Poor Michael Dell. Well, not really. The 42-year-old Texas entrepreneur remains a multibillionaire whose eponymous company still dominates the personal computing marketplace. Persistently mismanaged expectations and surprisingly skinnier margins, however, have provoked an investor backlash.
As resurgent competitors such as Apple, Hewlett-Packard and Lenovo recapture consumer and corporate attention worldwide, Dell’s once-innovative build-to-order business model seem a little tired. Where Apple’s Steve Jobs constantly produces “cool” digital innovations, Dell’s Mr Dell relentlessly cranks out more of the same for less. Has Dell’s business model passed the point of diminishing returns as a reliable growth engine?
Probably not. While Dell undeniably lacks the product innovation prowess of an Apple, the company’s brilliance as a process innovator remains unparalleled. Even Toyota pays attention to how Dell manages global supply chain relationships and logistics. Dell’s disciplined moves into computer servers, storage and printers successfully defied the sceptics. Precisely because the company’s business model is engineered around minimising costs per unit time and accelerating process velocity, Dell embraces fast-followership, not pioneering.
“We’re not going to be missionaries for innovation,” Kevin Rollins, Dell’s chief executive, told me in an interview a few years ago. “We only want to go into a market where the product or service is definable, standardisable, simplifiable and repeatable . . . We don’t count on our margins existing because the technology is proprietary or because the customer is stupid.”
Indeed, the Dell production model remains as flexible, adaptable and opportunistic as when Mr Dell launched it in 1983 from his college dormitory. But market competition has relentlessly eroded vital elements of that model’s value proposition. For one thing, many customers are prepared to pay a premium for the genuinely innovative products that Dell eschews; there are no “DellPods”. For another, Dell’s cost and price advantages have become less significant as Hewlett-Packard and Lenovo have retooled their own supply chains and production processes while becoming more innovative.
More serious for Dell, however, is that the perceived locus of value is evolving away from what the company does best. As prices have relentlessly dropped, customers increasingly appear less interested in the most cost-effective buy than in “convenience”, “ease of use” and “support”. Service matters more than ever.
As more people become more reliant and dependent on their personal computers, printers, servers and networks, they demand ever-higher quality of service and support. Managing expectations and execution around service-related “process innovation” has proven far more difficult and expensive than Dell expected – particularly for its cheapest and least profitable machines. The economics of support are hard.
So just as customers of all kinds were thrilled to have more computer for less money, they also expected more service and support for less, as well. For years, Dell enjoyed a top

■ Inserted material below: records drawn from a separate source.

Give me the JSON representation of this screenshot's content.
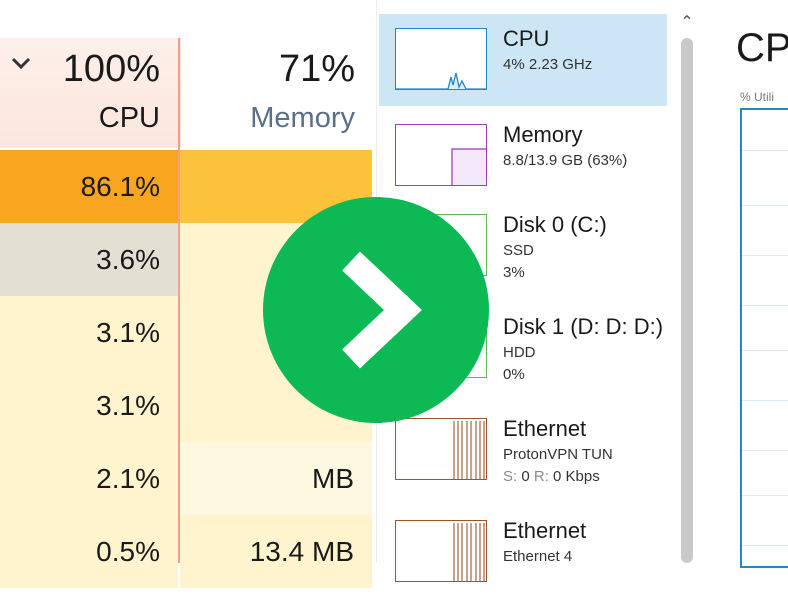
{
  "processes": {
    "cpu_header": {
      "percent": "100%",
      "label": "CPU"
    },
    "memory_header": {
      "percent": "71%",
      "label": "Memory"
    },
    "colors": {
      "cpu_header_bg": "#fbe6dc",
      "cpu_accent": "#f2a083",
      "memory_label": "#5b6f86"
    },
    "rows": [
      {
        "cpu": "86.1%",
        "memory": "",
        "cpu_bg": "#f8a620",
        "mem_bg": "#fbc23a"
      },
      {
        "cpu": "3.6%",
        "memory": "",
        "cpu_bg": "#e3dfd3",
        "mem_bg": "#fff4cd"
      },
      {
        "cpu": "3.1%",
        "memory": "",
        "cpu_bg": "#fff4cd",
        "mem_bg": "#fff4cd"
      },
      {
        "cpu": "3.1%",
        "memory": "",
        "cpu_bg": "#fff4cd",
        "mem_bg": "#fff4cd"
      },
      {
        "cpu": "2.1%",
        "memory": "MB",
        "cpu_bg": "#fff4cd",
        "mem_bg": "#fff8e1"
      },
      {
        "cpu": "0.5%",
        "memory": "13.4 MB",
        "cpu_bg": "#fff4cd",
        "mem_bg": "#fff4cd"
      }
    ]
  },
  "sidebar": {
    "tiles": [
      {
        "title": "CPU",
        "line1": "4% 2.23 GHz",
        "line2": "",
        "selected": true,
        "color": "#1f88c8",
        "graph": "cpu"
      },
      {
        "title": "Memory",
        "line1": "8.8/13.9 GB (63%)",
        "line2": "",
        "selected": false,
        "color": "#9b3fbf",
        "graph": "memory"
      },
      {
        "title": "Disk 0 (C:)",
        "line1": "SSD",
        "line2": "3%",
        "selected": false,
        "color": "#5cbb4a",
        "graph": "disk"
      },
      {
        "title": "Disk 1 (D: D: D:)",
        "line1": "HDD",
        "line2": "0%",
        "selected": false,
        "color": "#5cbb4a",
        "graph": "disk"
      },
      {
        "title": "Ethernet",
        "line1": "ProtonVPN TUN",
        "line2_label_s": "S:",
        "line2_s": "0",
        "line2_label_r": "R:",
        "line2_r": "0 Kbps",
        "selected": false,
        "color": "#a0522d",
        "graph": "ethernet"
      },
      {
        "title": "Ethernet",
        "line1": "Ethernet 4",
        "line2": "",
        "selected": false,
        "color": "#a0522d",
        "graph": "ethernet"
      }
    ]
  },
  "detail": {
    "title": "CPU",
    "graph_label": "% Utili",
    "graph_color": "#1f88c8"
  },
  "overlay": {
    "icon": "chevron-right-icon",
    "color": "#0cb955"
  }
}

reputation for customer service and support. But as product portfolios and their inherent software complexity increase, Dell’s production challenge of “build to order” is giving way to the challenge of “service to order”. That is apparently not a natural extension.
Mr Dell noted a few years ago that
in 1990, the company was number 25
of the top 25 PC manufacturers in
the world. “But our model was just
as valid then as it is now. The
model didn’t depend on economies of scale to work; it doesn’t depend on economies of scale.” But here he was wrong. The reality is that while Dell has successfully grown as the world’s low-cost provider of computer hardware, its ability successfully to meet the service and support expectations of its global customers has measurably declined. These expectations may be unrealistic but they exist. Services and support have not scaled as well or as reliably as design, production and distribution. Simply adding more call centres in India does not address the core problem.
Just as they did to US car manufacturers, customers will abandon companies that are not seen to stand behind their products. This is Dell’s risk. Perhaps it will pioneer new forms of “remote diagnostics” for its machines in partnership with Microsoft or Intel; maybe it will create new genres of web-based customer support.
Given that India and China lack the robust digital infrastructures that Dell relies on for serving the support needs of its US and European customers, the company has every economic incentive to rethink and re-engineer how it wants to serve its global customers. Whether Dell can cost-effectively manage process innovation for computing services as superbly as it has for
computer production remains an open question. However, that is precisely the sort of question sceptics raised when Dell brought its business model to other digital products. Mr Dell needs to come up with a persuasive answer.
The writer researches the economics of innovation and technology transfer at MIT and is a visiting professor at Sweden’s Royal Institute of Technology